[PROVIDED MATERIAL]:
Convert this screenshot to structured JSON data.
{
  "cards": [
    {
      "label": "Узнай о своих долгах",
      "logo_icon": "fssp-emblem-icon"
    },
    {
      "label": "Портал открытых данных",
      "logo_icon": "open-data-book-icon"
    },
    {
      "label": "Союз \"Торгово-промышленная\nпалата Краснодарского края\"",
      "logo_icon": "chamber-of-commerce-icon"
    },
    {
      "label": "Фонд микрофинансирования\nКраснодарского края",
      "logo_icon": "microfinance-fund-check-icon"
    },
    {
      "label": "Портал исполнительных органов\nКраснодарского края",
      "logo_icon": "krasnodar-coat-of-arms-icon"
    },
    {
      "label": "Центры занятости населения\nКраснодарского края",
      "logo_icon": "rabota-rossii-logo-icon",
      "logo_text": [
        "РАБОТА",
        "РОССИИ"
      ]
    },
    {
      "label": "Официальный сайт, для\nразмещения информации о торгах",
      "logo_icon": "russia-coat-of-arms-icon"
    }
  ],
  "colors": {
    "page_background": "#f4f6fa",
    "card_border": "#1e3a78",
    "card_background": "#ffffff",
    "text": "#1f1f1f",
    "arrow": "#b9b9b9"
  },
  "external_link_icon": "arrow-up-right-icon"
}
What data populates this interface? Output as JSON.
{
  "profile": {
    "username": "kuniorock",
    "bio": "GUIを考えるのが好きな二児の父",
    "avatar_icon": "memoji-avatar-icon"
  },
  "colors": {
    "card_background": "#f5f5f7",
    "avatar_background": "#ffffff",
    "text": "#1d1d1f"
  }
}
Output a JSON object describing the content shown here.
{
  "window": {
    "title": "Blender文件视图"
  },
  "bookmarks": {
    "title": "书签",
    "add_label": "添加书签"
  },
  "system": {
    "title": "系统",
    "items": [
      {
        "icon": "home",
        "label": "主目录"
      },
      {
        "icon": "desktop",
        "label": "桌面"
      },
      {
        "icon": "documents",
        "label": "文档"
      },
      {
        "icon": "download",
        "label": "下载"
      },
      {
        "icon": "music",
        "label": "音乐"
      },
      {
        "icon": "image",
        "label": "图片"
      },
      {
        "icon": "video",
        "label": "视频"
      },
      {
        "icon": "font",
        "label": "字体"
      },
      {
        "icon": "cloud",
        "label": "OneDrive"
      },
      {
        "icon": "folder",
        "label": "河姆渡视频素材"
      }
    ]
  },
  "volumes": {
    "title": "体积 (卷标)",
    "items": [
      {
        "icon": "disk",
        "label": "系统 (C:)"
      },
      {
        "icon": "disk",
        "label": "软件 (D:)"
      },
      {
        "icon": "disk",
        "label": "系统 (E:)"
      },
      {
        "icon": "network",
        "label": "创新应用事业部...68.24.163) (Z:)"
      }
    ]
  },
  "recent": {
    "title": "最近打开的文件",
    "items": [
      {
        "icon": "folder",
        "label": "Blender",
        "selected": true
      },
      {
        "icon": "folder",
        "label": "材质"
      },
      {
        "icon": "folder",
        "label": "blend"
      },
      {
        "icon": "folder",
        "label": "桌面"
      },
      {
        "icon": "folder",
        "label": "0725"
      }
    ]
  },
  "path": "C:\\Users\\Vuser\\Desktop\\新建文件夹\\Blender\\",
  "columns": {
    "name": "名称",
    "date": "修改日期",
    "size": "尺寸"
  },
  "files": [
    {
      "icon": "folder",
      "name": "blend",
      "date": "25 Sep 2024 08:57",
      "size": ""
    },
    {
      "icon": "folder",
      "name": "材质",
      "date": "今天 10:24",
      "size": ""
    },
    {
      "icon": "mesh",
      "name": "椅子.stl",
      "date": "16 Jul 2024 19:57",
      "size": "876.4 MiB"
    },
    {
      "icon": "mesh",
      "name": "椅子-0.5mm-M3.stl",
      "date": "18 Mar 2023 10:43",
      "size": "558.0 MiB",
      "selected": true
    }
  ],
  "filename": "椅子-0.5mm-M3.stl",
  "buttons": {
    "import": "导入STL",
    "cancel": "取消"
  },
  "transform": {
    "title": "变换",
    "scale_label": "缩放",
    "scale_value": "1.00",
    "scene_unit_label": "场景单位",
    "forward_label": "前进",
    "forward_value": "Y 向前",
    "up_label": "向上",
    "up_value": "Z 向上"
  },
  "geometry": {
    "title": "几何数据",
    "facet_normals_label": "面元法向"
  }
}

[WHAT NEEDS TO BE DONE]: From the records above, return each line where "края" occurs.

[EXERCISE RESULT]:
      "label": "Союз \"Торгово-промышленная\nпалата Краснодарского края\"",
      "label": "Фонд микрофинансирования\nКраснодарского края",
      "label": "Портал исполнительных органов\nКраснодарского края",
      "label": "Центры занятости населения\nКраснодарского края",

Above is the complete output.